Output all of the listing below, leaving every line unchanged.
● ● ●
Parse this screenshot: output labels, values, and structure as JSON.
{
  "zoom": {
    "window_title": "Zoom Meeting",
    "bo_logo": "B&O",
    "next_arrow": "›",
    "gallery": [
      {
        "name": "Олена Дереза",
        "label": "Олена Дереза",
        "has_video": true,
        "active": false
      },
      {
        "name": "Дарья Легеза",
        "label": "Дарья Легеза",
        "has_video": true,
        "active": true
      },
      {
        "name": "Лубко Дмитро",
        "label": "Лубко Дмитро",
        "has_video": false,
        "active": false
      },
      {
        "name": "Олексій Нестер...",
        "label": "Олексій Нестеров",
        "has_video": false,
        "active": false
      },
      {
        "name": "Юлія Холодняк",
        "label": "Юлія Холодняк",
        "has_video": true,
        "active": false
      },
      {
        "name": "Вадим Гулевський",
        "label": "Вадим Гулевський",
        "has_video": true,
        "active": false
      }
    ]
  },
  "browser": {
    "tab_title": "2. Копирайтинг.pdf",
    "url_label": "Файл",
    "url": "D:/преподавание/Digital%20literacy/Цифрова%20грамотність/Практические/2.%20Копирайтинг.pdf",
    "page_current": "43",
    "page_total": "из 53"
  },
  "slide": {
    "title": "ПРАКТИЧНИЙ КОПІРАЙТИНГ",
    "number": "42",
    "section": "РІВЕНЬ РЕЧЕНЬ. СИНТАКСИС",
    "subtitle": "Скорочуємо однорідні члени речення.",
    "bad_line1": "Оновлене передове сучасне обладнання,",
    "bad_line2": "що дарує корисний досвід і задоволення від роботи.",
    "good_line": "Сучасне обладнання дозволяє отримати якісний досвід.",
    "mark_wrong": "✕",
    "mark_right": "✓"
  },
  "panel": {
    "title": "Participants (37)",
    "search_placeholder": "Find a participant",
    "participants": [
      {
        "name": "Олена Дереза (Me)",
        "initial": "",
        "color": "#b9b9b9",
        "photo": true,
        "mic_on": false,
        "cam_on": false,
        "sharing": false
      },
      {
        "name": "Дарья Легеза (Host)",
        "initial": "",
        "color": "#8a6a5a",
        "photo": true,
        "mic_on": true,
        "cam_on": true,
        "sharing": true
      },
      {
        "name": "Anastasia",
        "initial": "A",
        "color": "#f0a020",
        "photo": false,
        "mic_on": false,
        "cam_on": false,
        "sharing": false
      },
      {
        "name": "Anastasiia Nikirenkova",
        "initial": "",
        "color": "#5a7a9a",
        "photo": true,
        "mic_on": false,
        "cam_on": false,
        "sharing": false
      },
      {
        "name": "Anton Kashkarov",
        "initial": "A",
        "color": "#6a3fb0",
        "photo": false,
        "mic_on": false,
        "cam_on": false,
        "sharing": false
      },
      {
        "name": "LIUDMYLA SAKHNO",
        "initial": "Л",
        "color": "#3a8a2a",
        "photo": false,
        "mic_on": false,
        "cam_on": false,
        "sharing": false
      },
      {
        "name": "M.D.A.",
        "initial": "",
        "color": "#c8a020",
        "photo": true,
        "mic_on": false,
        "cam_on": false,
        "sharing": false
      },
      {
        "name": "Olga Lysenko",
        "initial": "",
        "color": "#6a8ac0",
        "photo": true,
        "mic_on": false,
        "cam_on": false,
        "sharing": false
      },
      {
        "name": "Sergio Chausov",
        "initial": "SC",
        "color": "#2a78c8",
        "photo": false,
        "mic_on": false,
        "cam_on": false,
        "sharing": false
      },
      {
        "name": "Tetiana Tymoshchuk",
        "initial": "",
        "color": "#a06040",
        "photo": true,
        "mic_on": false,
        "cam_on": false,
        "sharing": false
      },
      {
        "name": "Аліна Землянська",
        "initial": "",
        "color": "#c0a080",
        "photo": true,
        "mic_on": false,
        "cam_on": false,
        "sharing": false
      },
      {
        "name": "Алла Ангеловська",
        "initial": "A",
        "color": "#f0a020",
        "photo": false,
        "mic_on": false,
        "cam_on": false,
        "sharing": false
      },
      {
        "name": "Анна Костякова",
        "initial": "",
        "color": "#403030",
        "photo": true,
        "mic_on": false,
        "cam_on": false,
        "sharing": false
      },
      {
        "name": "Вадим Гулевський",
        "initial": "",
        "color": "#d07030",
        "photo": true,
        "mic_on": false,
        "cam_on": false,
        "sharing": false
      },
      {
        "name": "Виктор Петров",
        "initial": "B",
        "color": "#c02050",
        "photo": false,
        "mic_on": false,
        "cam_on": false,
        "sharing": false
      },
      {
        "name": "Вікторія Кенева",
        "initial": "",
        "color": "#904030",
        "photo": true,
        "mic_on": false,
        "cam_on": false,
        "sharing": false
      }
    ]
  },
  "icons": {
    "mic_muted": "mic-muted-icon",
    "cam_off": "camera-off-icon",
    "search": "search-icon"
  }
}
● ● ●
> _Answer below_
Parse this screenshot: output labels, values, and structure as JSON.
{
  "zoom": {
    "window_title": "Zoom Meeting",
    "bo_logo": "B&O",
    "next_arrow": "›",
    "gallery": [
      {
        "name": "Олена Дереза",
        "label": "Олена Дереза",
        "has_video": true,
        "active": false
      },
      {
        "name": "Дарья Легеза",
        "label": "Дарья Легеза",
        "has_video": true,
        "active": true
      },
      {
        "name": "Лубко Дмитро",
        "label": "Лубко Дмитро",
        "has_video": false,
        "active": false
      },
      {
        "name": "Олексій Нестер...",
        "label": "Олексій Нестеров",
        "has_video": false,
        "active": false
      },
      {
        "name": "Юлія Холодняк",
        "label": "Юлія Холодняк",
        "has_video": true,
        "active": false
      },
      {
        "name": "Вадим Гулевський",
        "label": "Вадим Гулевський",
        "has_video": true,
        "active": false
      }
    ]
  },
  "browser": {
    "tab_title": "2. Копирайтинг.pdf",
    "url_label": "Файл",
    "url": "D:/преподавание/Digital%20literacy/Цифрова%20грамотність/Практические/2.%20Копирайтинг.pdf",
    "page_current": "43",
    "page_total": "из 53"
  },
  "slide": {
    "title": "ПРАКТИЧНИЙ КОПІРАЙТИНГ",
    "number": "42",
    "section": "РІВЕНЬ РЕЧЕНЬ. СИНТАКСИС",
    "subtitle": "Скорочуємо однорідні члени речення.",
    "bad_line1": "Оновлене передове сучасне обладнання,",
    "bad_line2": "що дарує корисний досвід і задоволення від роботи.",
    "good_line": "Сучасне обладнання дозволяє отримати якісний досвід.",
    "mark_wrong": "✕",
    "mark_right": "✓"
  },
  "panel": {
    "title": "Participants (37)",
    "search_placeholder": "Find a participant",
    "participants": [
      {
        "name": "Олена Дереза (Me)",
        "initial": "",
        "color": "#b9b9b9",
        "photo": true,
        "mic_on": false,
        "cam_on": false,
        "sharing": false
      },
      {
        "name": "Дарья Легеза (Host)",
        "initial": "",
        "color": "#8a6a5a",
        "photo": true,
        "mic_on": true,
        "cam_on": true,
        "sharing": true
      },
      {
        "name": "Anastasia",
        "initial": "A",
        "color": "#f0a020",
        "photo": false,
        "mic_on": false,
        "cam_on": false,
        "sharing": false
      },
      {
        "name": "Anastasiia Nikirenkova",
        "initial": "",
        "color": "#5a7a9a",
        "photo": true,
        "mic_on": false,
        "cam_on": false,
        "sharing": false
      },
      {
        "name": "Anton Kashkarov",
        "initial": "A",
        "color": "#6a3fb0",
        "photo": false,
        "mic_on": false,
        "cam_on": false,
        "sharing": false
      },
      {
        "name": "LIUDMYLA SAKHNO",
        "initial": "Л",
        "color": "#3a8a2a",
        "photo": false,
        "mic_on": false,
        "cam_on": false,
        "sharing": false
      },
      {
        "name": "M.D.A.",
        "initial": "",
        "color": "#c8a020",
        "photo": true,
        "mic_on": false,
        "cam_on": false,
        "sharing": false
      },
      {
        "name": "Olga Lysenko",
        "initial": "",
        "color": "#6a8ac0",
        "photo": true,
        "mic_on": false,
        "cam_on": false,
        "sharing": false
      },
      {
        "name": "Sergio Chausov",
        "initial": "SC",
        "color": "#2a78c8",
        "photo": false,
        "mic_on": false,
        "cam_on": false,
        "sharing": false
      },
      {
        "name": "Tetiana Tymoshchuk",
        "initial": "",
        "color": "#a06040",
        "photo": true,
        "mic_on": false,
        "cam_on": false,
        "sharing": false
      },
      {
        "name": "Аліна Землянська",
        "initial": "",
        "color": "#c0a080",
        "photo": true,
        "mic_on": false,
        "cam_on": false,
        "sharing": false
      },
      {
        "name": "Алла Ангеловська",
        "initial": "A",
        "color": "#f0a020",
        "photo": false,
        "mic_on": false,
        "cam_on": false,
        "sharing": false
      },
      {
        "name": "Анна Костякова",
        "initial": "",
        "color": "#403030",
        "photo": true,
        "mic_on": false,
        "cam_on": false,
        "sharing": false
      },
      {
        "name": "Вадим Гулевський",
        "initial": "",
        "color": "#d07030",
        "photo": true,
        "mic_on": false,
        "cam_on": false,
        "sharing": false
      },
      {
        "name": "Виктор Петров",
        "initial": "B",
        "color": "#c02050",
        "photo": false,
        "mic_on": false,
        "cam_on": false,
        "sharing": false
      },
      {
        "name": "Вікторія Кенева",
        "initial": "",
        "color": "#904030",
        "photo": true,
        "mic_on": false,
        "cam_on": false,
        "sharing": false
      }
    ]
  },
  "icons": {
    "mic_muted": "mic-muted-icon",
    "cam_off": "camera-off-icon",
    "search": "search-icon"
  }
}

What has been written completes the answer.